Generally, borrowers need a FICO® credit score of at least 620 to qualify for a fixed-rate conventional mortgage. But a higher score (670 to 739 is considered “good”) could make you more appealing to lenders and help you get a lower interest rate. Before you apply for a loan, it’s a good idea to check on your credit score and make sure your credit reports are accurate and up to date.
Coming up with a larger down payment could boost your chances of being approved for a loan. (The tools in SoFi’s Home Loan Help Center can help you figure out the amount you can afford.)
Debt-to-Income Ratio (DTI)
In general, mortgage lenders like to see a DTI ratio of no more than 36%. To figure out your DTI, add up your monthly bills, such as housing costs and any monthly loan or debt payments, and divide that total by your monthly gross (pre-tax) income to get your DTI percentage. If your DTI is running high, lowering or eliminating some debt before applying for a mortgage can make you look like less of a risk.
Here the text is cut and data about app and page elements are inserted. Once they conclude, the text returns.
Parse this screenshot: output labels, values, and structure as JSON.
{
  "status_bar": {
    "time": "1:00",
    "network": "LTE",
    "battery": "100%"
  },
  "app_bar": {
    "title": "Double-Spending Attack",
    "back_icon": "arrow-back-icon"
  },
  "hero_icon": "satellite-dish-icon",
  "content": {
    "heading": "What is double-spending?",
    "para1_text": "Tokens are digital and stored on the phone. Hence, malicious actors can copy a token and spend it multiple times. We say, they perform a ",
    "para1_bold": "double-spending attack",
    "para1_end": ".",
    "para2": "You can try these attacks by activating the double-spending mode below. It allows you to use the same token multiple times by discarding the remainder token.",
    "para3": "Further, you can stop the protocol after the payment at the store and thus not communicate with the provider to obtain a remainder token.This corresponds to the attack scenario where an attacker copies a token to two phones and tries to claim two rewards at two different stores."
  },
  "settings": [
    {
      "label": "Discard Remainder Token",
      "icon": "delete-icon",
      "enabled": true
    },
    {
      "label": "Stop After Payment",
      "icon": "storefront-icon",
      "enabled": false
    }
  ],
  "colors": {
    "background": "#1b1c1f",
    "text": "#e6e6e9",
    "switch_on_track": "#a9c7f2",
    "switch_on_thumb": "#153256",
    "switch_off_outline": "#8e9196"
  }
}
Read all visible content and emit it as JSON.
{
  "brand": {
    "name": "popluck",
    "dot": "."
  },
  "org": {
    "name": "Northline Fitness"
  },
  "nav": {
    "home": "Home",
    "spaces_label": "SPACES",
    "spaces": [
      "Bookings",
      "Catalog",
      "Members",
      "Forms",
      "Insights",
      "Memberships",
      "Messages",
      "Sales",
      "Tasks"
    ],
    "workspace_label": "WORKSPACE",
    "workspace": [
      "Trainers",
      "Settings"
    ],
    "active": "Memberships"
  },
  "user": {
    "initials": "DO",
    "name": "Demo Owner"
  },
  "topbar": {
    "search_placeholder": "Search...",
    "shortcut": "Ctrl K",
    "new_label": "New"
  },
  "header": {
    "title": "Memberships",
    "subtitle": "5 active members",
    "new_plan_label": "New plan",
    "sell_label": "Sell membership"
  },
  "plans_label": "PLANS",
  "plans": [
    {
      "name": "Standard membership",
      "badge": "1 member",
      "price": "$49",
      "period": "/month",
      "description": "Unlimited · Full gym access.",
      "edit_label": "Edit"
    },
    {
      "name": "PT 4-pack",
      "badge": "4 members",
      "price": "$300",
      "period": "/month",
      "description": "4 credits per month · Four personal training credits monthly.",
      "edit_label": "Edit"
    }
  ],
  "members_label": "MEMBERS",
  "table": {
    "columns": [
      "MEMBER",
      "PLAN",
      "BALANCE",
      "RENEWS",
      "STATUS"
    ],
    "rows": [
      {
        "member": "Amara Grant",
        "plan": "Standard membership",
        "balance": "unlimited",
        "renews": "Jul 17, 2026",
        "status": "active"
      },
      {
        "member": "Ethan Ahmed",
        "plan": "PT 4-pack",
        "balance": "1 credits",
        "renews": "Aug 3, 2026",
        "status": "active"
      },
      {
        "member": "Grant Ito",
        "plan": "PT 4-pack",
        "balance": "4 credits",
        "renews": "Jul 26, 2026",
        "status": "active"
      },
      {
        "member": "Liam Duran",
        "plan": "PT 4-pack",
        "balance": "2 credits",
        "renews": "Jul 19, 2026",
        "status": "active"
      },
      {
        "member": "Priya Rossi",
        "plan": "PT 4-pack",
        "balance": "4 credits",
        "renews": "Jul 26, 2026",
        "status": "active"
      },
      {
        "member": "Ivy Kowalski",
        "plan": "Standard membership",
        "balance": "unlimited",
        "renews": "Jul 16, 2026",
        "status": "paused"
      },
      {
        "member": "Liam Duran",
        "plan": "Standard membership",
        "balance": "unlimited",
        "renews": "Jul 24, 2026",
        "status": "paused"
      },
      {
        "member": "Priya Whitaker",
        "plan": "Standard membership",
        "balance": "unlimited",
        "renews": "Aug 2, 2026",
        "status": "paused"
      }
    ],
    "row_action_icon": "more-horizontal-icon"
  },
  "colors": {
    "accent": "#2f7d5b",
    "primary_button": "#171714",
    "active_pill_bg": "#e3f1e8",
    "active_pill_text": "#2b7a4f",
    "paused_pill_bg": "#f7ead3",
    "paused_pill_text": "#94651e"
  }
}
Your lender also may want you to see that you have a backup emergency fund or an asset you can liquidate easily, just in case your income falls short of expectations.
Recommended: Mortgage Pre-Approval Need to Knows
If you don’t have a traditional job with a regular paycheck, you may have to jump through a few extra hoops to qualify for a mortgage. But if you can show your lender that you have reliable and consistent income sources, good credit, and can afford your monthly payments, a home loan shouldn’t be out of reach.
This post originally appeared on SoFi and was syndicated with permission.
Author from the popular financial resource Sofi.com